YOUR ASSIGNMENT:
All entries should be printed precisely as written.

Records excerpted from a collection
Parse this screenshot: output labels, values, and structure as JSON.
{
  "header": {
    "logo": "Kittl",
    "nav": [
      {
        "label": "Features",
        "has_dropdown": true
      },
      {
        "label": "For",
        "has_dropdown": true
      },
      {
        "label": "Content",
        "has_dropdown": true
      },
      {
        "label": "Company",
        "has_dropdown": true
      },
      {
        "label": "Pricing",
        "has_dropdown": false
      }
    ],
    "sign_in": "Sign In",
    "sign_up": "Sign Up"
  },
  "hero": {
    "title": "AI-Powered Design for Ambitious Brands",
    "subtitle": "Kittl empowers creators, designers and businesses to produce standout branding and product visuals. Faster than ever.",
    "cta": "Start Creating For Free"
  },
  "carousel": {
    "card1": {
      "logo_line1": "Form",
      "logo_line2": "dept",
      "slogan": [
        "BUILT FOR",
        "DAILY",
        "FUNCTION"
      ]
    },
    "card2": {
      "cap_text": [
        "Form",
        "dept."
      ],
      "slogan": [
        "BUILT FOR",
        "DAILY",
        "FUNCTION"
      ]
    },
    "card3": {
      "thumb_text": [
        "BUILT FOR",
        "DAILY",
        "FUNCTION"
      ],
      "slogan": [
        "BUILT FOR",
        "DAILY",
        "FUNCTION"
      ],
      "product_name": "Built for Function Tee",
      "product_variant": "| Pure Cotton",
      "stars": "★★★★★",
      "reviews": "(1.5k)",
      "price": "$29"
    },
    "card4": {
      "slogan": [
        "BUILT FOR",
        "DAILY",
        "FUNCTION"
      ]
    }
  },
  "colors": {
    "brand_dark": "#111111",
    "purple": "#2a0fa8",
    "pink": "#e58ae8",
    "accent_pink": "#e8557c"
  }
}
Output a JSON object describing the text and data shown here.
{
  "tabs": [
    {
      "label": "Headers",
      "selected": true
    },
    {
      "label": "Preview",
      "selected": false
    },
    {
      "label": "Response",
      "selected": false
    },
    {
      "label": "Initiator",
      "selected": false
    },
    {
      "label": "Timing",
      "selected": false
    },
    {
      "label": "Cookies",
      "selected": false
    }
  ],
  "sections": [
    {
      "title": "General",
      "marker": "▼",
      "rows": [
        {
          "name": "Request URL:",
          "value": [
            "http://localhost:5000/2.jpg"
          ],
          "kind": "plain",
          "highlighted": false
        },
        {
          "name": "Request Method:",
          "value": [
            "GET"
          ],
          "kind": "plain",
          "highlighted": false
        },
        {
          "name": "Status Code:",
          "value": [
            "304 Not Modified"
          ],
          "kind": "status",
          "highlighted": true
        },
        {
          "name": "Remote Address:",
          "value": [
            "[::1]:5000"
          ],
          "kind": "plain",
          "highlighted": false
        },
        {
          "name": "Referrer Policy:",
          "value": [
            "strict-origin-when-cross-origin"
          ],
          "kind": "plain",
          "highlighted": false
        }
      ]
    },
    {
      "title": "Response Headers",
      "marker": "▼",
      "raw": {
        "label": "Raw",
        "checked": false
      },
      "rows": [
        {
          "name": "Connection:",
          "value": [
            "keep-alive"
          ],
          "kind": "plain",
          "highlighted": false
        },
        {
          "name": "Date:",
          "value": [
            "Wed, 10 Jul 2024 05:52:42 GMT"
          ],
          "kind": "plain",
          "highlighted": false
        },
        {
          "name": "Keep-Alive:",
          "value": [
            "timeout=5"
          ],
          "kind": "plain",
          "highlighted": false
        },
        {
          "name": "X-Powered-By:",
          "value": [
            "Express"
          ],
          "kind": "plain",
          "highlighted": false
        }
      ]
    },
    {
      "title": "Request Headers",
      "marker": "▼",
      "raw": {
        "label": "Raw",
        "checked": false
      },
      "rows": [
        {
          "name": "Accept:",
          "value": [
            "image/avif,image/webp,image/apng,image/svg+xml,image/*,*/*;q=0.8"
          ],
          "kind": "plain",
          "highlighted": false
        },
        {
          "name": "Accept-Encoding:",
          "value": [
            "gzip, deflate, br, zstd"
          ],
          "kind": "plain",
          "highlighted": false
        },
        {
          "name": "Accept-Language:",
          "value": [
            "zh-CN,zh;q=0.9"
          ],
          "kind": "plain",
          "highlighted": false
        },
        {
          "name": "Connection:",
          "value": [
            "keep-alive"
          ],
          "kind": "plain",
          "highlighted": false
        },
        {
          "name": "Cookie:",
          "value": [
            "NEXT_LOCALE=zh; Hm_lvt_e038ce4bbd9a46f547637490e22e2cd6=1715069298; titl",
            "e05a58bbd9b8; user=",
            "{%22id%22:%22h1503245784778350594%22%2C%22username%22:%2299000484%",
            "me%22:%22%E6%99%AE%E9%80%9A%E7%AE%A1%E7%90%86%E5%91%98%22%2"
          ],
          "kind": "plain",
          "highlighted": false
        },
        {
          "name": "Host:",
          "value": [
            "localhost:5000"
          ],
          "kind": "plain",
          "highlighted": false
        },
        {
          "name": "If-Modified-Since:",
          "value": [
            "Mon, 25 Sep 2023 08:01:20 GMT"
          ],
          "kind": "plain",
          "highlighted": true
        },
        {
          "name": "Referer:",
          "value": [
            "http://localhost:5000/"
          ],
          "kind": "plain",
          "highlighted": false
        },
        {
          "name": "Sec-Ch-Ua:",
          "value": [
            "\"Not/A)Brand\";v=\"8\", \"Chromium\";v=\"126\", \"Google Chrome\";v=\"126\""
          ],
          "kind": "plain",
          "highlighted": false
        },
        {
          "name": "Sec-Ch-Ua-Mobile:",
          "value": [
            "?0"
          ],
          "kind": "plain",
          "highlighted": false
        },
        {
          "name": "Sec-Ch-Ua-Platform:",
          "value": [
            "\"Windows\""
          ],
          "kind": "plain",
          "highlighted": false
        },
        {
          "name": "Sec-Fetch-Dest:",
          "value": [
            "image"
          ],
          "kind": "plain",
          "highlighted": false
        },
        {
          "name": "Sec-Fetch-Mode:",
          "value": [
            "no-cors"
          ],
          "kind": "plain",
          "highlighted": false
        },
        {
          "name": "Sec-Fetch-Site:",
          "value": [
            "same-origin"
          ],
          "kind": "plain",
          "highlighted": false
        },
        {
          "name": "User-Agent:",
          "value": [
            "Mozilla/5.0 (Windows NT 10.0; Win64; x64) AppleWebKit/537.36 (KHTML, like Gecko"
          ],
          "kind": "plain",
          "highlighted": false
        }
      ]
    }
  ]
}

ANSWER SECTION:
Parse this screenshot: output labels, values, and structure as JSON.
{
  "header": {
    "logo": "Kittl",
    "nav": [
      {
        "label": "Features",
        "has_dropdown": true
      },
      {
        "label": "For",
        "has_dropdown": true
      },
      {
        "label": "Content",
        "has_dropdown": true
      },
      {
        "label": "Company",
        "has_dropdown": true
      },
      {
        "label": "Pricing",
        "has_dropdown": false
      }
    ],
    "sign_in": "Sign In",
    "sign_up": "Sign Up"
  },
  "hero": {
    "title": "AI-Powered Design for Ambitious Brands",
    "subtitle": "Kittl empowers creators, designers and businesses to produce standout branding and product visuals. Faster than ever.",
    "cta": "Start Creating For Free"
  },
  "carousel": {
    "card1": {
      "logo_line1": "Form",
      "logo_line2": "dept",
      "slogan": [
        "BUILT FOR",
        "DAILY",
        "FUNCTION"
      ]
    },
    "card2": {
      "cap_text": [
        "Form",
        "dept."
      ],
      "slogan": [
        "BUILT FOR",
        "DAILY",
        "FUNCTION"
      ]
    },
    "card3": {
      "thumb_text": [
        "BUILT FOR",
        "DAILY",
        "FUNCTION"
      ],
      "slogan": [
        "BUILT FOR",
        "DAILY",
        "FUNCTION"
      ],
      "product_name": "Built for Function Tee",
      "product_variant": "| Pure Cotton",
      "stars": "★★★★★",
      "reviews": "(1.5k)",
      "price": "$29"
    },
    "card4": {
      "slogan": [
        "BUILT FOR",
        "DAILY",
        "FUNCTION"
      ]
    }
  },
  "colors": {
    "brand_dark": "#111111",
    "purple": "#2a0fa8",
    "pink": "#e58ae8",
    "accent_pink": "#e8557c"
  }
}
Output a JSON object describing the text and data shown here.
{
  "tabs": [
    {
      "label": "Headers",
      "selected": true
    },
    {
      "label": "Preview",
      "selected": false
    },
    {
      "label": "Response",
      "selected": false
    },
    {
      "label": "Initiator",
      "selected": false
    },
    {
      "label": "Timing",
      "selected": false
    },
    {
      "label": "Cookies",
      "selected": false
    }
  ],
  "sections": [
    {
      "title": "General",
      "marker": "▼",
      "rows": [
        {
          "name": "Request URL:",
          "value": [
            "http://localhost:5000/2.jpg"
          ],
          "kind": "plain",
          "highlighted": false
        },
        {
          "name": "Request Method:",
          "value": [
            "GET"
          ],
          "kind": "plain",
          "highlighted": false
        },
        {
          "name": "Status Code:",
          "value": [
            "304 Not Modified"
          ],
          "kind": "status",
          "highlighted": true
        },
        {
          "name": "Remote Address:",
          "value": [
            "[::1]:5000"
          ],
          "kind": "plain",
          "highlighted": false
        },
        {
          "name": "Referrer Policy:",
          "value": [
            "strict-origin-when-cross-origin"
          ],
          "kind": "plain",
          "highlighted": false
        }
      ]
    },
    {
      "title": "Response Headers",
      "marker": "▼",
      "raw": {
        "label": "Raw",
        "checked": false
      },
      "rows": [
        {
          "name": "Connection:",
          "value": [
            "keep-alive"
          ],
          "kind": "plain",
          "highlighted": false
        },
        {
          "name": "Date:",
          "value": [
            "Wed, 10 Jul 2024 05:52:42 GMT"
          ],
          "kind": "plain",
          "highlighted": false
        },
        {
          "name": "Keep-Alive:",
          "value": [
            "timeout=5"
          ],
          "kind": "plain",
          "highlighted": false
        },
        {
          "name": "X-Powered-By:",
          "value": [
            "Express"
          ],
          "kind": "plain",
          "highlighted": false
        }
      ]
    },
    {
      "title": "Request Headers",
      "marker": "▼",
      "raw": {
        "label": "Raw",
        "checked": false
      },
      "rows": [
        {
          "name": "Accept:",
          "value": [
            "image/avif,image/webp,image/apng,image/svg+xml,image/*,*/*;q=0.8"
          ],
          "kind": "plain",
          "highlighted": false
        },
        {
          "name": "Accept-Encoding:",
          "value": [
            "gzip, deflate, br, zstd"
          ],
          "kind": "plain",
          "highlighted": false
        },
        {
          "name": "Accept-Language:",
          "value": [
            "zh-CN,zh;q=0.9"
          ],
          "kind": "plain",
          "highlighted": false
        },
        {
          "name": "Connection:",
          "value": [
            "keep-alive"
          ],
          "kind": "plain",
          "highlighted": false
        },
        {
          "name": "Cookie:",
          "value": [
            "NEXT_LOCALE=zh; Hm_lvt_e038ce4bbd9a46f547637490e22e2cd6=1715069298; titl",
            "e05a58bbd9b8; user=",
            "{%22id%22:%22h1503245784778350594%22%2C%22username%22:%2299000484%",
            "me%22:%22%E6%99%AE%E9%80%9A%E7%AE%A1%E7%90%86%E5%91%98%22%2"
          ],
          "kind": "plain",
          "highlighted": false
        },
        {
          "name": "Host:",
          "value": [
            "localhost:5000"
          ],
          "kind": "plain",
          "highlighted": false
        },
        {
          "name": "If-Modified-Since:",
          "value": [
            "Mon, 25 Sep 2023 08:01:20 GMT"
          ],
          "kind": "plain",
          "highlighted": true
        },
        {
          "name": "Referer:",
          "value": [
            "http://localhost:5000/"
          ],
          "kind": "plain",
          "highlighted": false
        },
        {
          "name": "Sec-Ch-Ua:",
          "value": [
            "\"Not/A)Brand\";v=\"8\", \"Chromium\";v=\"126\", \"Google Chrome\";v=\"126\""
          ],
          "kind": "plain",
          "highlighted": false
        },
        {
          "name": "Sec-Ch-Ua-Mobile:",
          "value": [
            "?0"
          ],
          "kind": "plain",
          "highlighted": false
        },
        {
          "name": "Sec-Ch-Ua-Platform:",
          "value": [
            "\"Windows\""
          ],
          "kind": "plain",
          "highlighted": false
        },
        {
          "name": "Sec-Fetch-Dest:",
          "value": [
            "image"
          ],
          "kind": "plain",
          "highlighted": false
        },
        {
          "name": "Sec-Fetch-Mode:",
          "value": [
            "no-cors"
          ],
          "kind": "plain",
          "highlighted": false
        },
        {
          "name": "Sec-Fetch-Site:",
          "value": [
            "same-origin"
          ],
          "kind": "plain",
          "highlighted": false
        },
        {
          "name": "User-Agent:",
          "value": [
            "Mozilla/5.0 (Windows NT 10.0; Win64; x64) AppleWebKit/537.36 (KHTML, like Gecko"
          ],
          "kind": "plain",
          "highlighted": false
        }
      ]
    }
  ]
}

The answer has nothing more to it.